### Work to complete:
Scan the data. Collect each line that contains the word "JSON".

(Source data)
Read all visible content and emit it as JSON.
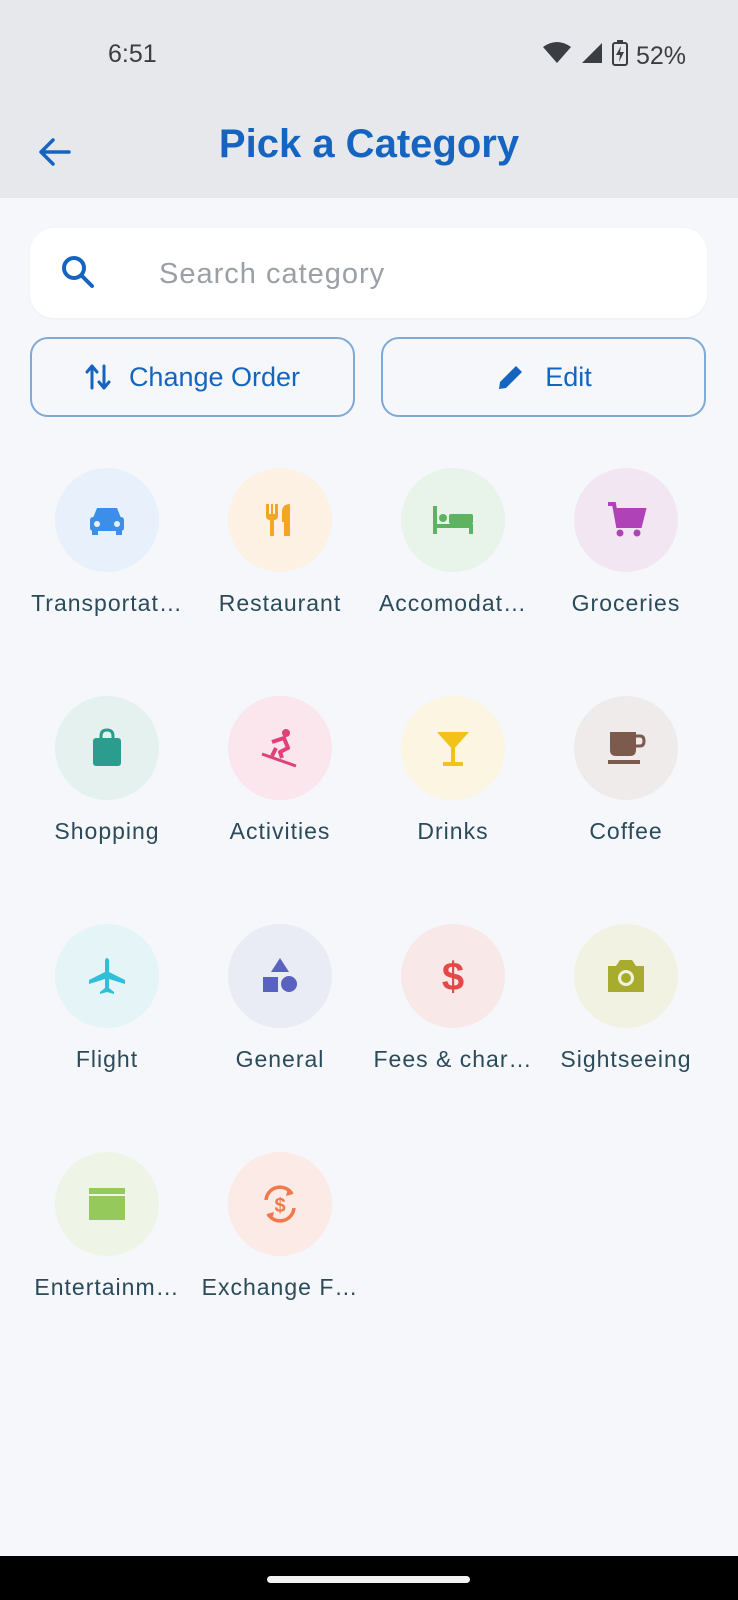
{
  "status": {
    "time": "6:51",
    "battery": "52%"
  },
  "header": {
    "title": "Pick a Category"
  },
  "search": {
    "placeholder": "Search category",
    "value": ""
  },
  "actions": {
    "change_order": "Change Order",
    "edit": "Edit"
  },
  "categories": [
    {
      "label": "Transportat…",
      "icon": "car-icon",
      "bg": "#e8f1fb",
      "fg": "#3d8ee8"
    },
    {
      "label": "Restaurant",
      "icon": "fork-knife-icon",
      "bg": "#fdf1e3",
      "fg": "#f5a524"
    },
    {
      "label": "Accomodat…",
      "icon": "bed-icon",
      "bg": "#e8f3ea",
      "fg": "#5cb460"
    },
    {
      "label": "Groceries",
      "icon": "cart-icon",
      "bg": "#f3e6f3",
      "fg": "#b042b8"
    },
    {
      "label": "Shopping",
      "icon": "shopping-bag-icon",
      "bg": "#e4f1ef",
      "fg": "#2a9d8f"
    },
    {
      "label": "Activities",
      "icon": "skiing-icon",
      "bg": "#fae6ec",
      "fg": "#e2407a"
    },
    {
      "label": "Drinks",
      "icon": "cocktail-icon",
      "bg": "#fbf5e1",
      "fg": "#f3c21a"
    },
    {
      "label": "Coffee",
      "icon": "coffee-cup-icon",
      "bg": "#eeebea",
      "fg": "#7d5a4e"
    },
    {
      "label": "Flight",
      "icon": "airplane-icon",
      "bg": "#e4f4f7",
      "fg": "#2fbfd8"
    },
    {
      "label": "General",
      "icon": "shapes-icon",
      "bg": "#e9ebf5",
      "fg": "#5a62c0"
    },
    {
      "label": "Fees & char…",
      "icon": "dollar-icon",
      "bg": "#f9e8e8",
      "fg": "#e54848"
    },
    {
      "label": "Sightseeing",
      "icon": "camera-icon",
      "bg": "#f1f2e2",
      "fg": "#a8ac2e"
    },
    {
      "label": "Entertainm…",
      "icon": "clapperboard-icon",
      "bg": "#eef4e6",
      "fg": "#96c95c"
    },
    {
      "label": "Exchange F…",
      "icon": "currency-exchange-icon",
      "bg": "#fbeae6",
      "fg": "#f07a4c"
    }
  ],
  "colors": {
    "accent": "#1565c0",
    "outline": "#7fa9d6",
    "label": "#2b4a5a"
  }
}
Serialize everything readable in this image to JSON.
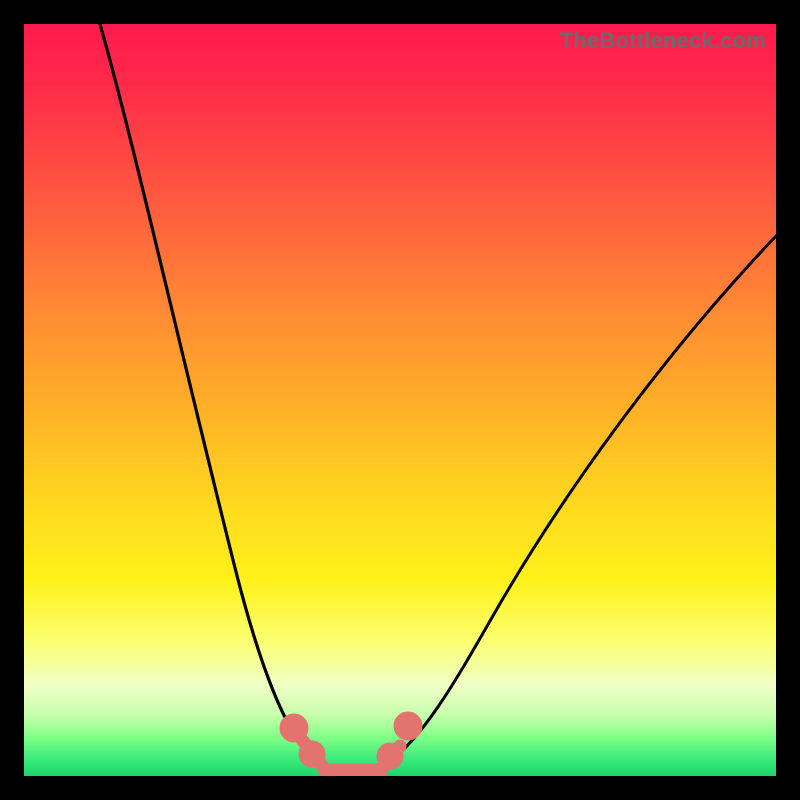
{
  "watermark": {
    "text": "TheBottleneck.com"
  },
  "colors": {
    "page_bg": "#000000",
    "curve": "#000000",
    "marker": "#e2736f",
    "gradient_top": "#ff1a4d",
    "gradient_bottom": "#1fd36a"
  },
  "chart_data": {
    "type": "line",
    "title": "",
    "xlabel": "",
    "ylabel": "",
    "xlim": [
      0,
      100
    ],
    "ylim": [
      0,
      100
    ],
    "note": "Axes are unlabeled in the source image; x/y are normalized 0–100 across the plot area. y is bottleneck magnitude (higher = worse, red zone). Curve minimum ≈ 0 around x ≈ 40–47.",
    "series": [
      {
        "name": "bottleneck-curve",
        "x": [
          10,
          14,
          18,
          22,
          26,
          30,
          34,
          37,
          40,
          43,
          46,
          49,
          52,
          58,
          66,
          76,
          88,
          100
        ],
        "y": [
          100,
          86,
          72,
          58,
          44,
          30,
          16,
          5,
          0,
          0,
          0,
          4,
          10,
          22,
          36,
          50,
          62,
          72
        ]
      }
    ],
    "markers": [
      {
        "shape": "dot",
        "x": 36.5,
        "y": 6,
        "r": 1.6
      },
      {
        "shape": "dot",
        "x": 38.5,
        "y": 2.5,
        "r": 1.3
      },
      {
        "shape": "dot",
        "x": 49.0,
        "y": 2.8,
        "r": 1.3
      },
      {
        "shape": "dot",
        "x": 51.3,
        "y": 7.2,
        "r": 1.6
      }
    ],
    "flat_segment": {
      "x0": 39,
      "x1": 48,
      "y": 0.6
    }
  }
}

### Solution for this exercise:
Read all visible content and emit it as JSON.
Serialize everything readable in this image to JSON.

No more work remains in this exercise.